# ABOUT THIS TASK
In the listing that follows, count every line holding the word "tradução" and give only the count.

━━━━━ PROVIDED DATA ━━━━━

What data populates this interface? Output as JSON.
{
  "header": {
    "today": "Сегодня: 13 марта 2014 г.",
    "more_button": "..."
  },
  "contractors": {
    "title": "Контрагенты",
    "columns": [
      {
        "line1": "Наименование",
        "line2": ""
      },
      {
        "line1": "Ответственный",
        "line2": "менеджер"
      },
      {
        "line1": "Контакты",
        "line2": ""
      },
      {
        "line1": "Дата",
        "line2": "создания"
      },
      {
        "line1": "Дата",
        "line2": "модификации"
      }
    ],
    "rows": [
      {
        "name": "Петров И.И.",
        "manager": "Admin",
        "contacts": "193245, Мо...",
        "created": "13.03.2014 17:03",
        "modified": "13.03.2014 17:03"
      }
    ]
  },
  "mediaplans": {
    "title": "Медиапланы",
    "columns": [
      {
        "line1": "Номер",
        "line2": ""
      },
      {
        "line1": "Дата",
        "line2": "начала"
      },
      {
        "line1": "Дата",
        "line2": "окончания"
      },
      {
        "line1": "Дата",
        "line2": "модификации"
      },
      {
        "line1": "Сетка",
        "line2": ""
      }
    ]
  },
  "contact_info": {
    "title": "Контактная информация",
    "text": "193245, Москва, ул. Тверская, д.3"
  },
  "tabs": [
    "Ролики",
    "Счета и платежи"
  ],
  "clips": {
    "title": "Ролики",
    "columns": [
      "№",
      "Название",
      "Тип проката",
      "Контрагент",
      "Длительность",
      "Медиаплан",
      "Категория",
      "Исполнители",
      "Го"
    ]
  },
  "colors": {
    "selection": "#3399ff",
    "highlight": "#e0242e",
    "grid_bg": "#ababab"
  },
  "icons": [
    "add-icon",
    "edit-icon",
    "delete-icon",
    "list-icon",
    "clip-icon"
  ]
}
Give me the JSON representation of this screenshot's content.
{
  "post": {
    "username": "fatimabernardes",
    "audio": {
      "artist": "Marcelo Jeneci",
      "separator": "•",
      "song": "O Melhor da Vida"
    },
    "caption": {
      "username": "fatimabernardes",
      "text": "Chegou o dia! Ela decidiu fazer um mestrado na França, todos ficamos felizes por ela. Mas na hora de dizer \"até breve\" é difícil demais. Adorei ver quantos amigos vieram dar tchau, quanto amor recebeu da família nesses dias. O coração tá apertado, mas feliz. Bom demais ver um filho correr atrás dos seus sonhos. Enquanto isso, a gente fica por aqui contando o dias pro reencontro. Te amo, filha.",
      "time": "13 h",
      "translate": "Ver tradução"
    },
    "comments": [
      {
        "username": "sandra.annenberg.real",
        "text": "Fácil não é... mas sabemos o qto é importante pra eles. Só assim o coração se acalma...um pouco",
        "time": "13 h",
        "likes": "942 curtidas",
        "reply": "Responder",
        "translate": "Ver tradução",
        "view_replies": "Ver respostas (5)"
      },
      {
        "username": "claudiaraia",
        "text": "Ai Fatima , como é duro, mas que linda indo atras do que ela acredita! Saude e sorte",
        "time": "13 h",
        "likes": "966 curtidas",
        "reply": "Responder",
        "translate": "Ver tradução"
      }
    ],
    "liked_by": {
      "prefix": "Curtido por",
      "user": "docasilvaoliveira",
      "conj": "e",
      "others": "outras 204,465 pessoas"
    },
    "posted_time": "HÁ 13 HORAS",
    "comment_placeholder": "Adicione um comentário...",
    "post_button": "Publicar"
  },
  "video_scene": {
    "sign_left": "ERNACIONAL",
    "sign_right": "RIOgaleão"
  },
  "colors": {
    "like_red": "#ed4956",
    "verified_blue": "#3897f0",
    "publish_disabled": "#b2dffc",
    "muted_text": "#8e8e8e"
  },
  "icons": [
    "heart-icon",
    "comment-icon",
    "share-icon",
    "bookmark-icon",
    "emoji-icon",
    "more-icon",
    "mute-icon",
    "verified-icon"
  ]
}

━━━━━

# SOLUTION FOR THIS PROBLEM
3